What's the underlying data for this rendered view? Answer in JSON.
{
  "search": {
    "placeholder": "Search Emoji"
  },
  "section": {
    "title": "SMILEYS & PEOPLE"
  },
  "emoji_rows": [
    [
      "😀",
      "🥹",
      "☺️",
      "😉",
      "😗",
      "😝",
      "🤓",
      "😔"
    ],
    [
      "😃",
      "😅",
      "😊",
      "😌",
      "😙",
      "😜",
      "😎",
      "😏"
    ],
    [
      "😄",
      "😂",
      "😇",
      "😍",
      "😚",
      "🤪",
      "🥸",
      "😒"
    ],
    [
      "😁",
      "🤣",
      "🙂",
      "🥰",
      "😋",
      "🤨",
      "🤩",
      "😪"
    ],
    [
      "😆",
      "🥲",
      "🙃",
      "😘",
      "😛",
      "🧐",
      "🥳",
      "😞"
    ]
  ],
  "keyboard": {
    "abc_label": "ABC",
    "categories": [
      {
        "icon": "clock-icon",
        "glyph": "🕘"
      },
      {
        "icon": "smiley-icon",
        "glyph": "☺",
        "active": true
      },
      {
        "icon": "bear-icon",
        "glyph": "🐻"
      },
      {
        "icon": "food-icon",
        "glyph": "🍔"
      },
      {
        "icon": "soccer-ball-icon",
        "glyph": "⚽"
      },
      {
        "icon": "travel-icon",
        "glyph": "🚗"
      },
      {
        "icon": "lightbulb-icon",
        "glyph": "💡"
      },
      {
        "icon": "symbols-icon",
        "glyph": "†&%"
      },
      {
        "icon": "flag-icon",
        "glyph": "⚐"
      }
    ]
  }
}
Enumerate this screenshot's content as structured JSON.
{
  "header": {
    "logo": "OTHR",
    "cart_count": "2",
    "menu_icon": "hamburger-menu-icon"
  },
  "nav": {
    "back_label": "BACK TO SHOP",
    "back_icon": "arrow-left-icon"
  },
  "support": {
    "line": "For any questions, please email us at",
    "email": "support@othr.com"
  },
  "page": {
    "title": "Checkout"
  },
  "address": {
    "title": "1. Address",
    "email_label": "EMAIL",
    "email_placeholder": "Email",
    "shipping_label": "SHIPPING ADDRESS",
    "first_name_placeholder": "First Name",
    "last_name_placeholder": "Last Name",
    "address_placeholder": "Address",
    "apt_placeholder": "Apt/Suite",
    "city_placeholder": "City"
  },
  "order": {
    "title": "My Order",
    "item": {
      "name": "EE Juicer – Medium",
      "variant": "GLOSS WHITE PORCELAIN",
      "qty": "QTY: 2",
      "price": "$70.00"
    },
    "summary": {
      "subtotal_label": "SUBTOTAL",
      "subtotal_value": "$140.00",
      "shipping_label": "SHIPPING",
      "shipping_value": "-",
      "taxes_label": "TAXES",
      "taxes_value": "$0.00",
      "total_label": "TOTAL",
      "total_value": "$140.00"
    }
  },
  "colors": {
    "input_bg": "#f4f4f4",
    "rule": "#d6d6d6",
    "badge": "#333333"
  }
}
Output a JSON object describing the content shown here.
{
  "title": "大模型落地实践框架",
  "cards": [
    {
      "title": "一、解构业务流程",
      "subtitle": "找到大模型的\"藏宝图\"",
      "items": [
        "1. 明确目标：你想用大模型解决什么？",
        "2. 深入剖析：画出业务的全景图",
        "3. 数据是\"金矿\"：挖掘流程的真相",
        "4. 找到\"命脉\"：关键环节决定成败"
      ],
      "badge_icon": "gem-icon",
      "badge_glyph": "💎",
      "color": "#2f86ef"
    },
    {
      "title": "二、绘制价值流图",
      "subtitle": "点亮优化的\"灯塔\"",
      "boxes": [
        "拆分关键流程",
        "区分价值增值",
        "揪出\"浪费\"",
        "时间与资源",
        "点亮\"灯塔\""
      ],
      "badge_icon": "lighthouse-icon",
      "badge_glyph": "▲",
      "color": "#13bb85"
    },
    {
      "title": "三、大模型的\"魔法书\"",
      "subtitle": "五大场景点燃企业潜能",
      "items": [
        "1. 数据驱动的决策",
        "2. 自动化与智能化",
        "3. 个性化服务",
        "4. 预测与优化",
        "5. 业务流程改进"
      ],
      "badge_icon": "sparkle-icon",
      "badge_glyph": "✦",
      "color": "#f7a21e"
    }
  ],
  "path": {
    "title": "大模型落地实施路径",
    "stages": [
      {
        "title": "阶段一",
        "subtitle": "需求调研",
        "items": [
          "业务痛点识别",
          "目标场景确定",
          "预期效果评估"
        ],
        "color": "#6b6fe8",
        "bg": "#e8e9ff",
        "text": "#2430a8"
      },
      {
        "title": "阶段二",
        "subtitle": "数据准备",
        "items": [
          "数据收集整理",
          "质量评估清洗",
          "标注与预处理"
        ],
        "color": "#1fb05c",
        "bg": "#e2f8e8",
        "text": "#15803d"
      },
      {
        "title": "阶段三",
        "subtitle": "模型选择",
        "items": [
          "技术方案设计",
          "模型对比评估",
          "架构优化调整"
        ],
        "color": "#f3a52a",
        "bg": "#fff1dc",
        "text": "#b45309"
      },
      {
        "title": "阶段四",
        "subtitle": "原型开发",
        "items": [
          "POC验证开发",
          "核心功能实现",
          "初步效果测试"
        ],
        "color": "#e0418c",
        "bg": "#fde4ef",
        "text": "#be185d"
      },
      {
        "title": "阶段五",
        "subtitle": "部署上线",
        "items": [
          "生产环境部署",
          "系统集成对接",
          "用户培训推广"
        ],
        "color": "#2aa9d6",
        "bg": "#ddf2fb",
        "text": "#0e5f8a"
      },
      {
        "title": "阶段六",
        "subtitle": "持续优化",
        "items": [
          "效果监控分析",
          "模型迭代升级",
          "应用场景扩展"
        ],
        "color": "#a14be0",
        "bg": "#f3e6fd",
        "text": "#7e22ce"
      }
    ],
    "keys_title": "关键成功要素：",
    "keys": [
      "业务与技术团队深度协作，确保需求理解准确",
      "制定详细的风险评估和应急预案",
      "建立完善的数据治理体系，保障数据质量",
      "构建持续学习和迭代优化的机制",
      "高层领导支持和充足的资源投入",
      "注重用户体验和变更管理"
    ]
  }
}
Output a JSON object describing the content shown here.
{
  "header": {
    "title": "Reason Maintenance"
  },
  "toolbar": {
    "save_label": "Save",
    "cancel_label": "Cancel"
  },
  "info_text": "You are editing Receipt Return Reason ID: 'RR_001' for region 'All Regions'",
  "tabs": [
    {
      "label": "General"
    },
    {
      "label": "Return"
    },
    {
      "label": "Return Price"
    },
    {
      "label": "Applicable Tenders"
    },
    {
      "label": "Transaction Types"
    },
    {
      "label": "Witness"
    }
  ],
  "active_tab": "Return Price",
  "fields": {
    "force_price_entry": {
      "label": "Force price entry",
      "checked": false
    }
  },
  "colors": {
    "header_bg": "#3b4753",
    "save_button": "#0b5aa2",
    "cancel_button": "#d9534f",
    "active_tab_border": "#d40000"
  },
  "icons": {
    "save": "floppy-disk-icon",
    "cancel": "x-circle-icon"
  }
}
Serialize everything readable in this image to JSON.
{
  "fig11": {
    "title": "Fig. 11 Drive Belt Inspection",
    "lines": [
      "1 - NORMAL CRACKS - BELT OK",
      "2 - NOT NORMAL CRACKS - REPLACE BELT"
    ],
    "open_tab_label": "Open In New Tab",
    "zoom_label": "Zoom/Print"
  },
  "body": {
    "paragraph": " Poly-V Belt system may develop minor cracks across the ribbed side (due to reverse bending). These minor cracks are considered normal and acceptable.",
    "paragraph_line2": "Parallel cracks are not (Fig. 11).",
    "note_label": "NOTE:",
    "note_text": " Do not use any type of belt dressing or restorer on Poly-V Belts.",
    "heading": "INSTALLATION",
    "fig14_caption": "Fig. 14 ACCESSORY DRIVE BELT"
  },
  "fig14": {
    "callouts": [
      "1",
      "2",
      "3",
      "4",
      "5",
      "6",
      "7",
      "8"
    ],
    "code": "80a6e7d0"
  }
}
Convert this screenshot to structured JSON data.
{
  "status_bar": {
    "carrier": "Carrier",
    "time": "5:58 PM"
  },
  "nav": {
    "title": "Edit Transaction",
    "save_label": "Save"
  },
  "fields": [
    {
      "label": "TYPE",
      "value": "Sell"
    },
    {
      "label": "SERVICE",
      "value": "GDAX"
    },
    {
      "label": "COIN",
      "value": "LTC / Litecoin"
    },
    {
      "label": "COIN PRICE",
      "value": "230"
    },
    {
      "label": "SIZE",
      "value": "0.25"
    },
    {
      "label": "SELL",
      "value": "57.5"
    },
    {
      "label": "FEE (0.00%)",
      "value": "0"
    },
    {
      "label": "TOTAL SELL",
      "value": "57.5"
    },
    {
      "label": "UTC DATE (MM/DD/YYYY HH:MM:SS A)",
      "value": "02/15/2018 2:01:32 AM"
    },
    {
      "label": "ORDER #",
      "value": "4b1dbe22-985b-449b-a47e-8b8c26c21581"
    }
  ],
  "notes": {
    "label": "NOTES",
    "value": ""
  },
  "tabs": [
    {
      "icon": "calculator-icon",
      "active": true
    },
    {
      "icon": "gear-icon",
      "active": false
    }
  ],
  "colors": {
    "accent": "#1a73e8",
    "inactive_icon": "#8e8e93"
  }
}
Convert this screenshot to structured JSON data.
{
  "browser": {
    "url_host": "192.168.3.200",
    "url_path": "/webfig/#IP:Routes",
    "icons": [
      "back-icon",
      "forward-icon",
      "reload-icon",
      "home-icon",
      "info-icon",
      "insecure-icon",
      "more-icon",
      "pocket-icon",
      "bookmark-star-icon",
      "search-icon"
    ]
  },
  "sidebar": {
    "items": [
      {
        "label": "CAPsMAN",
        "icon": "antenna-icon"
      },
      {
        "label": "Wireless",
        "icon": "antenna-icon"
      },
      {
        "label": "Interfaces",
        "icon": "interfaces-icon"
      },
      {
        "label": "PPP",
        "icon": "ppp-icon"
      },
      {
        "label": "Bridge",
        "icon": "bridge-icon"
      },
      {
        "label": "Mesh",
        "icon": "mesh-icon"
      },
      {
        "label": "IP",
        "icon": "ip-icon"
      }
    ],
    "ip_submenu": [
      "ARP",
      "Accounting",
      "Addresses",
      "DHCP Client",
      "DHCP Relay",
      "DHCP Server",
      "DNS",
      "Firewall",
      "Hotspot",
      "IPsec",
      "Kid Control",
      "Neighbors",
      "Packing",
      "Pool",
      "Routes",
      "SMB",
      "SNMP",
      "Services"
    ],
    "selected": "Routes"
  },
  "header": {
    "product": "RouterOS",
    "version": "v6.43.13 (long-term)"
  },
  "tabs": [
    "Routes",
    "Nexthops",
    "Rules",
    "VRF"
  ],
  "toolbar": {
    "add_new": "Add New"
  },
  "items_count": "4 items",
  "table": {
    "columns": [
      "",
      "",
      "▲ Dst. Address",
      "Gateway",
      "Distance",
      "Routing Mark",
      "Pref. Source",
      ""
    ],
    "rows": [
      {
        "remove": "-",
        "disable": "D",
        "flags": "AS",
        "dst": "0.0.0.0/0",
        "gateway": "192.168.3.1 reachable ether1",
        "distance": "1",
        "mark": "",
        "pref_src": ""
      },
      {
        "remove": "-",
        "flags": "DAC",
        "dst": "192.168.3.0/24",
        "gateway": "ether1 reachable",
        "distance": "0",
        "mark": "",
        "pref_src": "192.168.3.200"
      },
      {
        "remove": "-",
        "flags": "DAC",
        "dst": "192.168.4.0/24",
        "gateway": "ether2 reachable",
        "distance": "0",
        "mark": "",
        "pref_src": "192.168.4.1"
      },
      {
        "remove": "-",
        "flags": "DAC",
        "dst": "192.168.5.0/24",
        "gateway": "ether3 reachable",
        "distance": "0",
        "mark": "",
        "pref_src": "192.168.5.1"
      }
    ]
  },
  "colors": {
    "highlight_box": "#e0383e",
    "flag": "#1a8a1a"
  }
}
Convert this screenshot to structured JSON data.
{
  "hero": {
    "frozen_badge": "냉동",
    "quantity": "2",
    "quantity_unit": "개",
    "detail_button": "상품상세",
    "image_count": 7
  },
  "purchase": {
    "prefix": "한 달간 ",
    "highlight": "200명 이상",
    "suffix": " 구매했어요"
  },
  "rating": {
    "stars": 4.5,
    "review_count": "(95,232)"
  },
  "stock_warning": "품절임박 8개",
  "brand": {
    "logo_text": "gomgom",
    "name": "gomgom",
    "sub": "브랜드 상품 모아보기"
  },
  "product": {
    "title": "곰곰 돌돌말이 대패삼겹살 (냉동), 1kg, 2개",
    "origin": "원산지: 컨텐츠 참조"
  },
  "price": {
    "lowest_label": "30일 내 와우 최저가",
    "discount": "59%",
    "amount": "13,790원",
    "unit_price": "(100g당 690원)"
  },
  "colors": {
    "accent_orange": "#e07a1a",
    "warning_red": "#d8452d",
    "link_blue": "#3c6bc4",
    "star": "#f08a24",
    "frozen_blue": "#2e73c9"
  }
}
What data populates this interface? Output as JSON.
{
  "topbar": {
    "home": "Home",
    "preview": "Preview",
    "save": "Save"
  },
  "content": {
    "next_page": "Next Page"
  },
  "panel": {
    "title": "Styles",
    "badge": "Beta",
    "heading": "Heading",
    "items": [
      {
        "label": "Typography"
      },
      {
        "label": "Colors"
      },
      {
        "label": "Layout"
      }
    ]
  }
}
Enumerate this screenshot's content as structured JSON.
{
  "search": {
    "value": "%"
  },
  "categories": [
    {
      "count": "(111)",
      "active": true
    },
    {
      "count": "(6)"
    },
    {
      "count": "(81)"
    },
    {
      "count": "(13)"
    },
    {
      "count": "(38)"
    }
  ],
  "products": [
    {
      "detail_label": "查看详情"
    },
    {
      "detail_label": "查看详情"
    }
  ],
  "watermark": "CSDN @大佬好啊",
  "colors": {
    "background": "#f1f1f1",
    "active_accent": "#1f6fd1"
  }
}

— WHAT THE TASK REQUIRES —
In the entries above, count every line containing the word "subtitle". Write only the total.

— RESPONSE FOR THIS EXERCISE —
9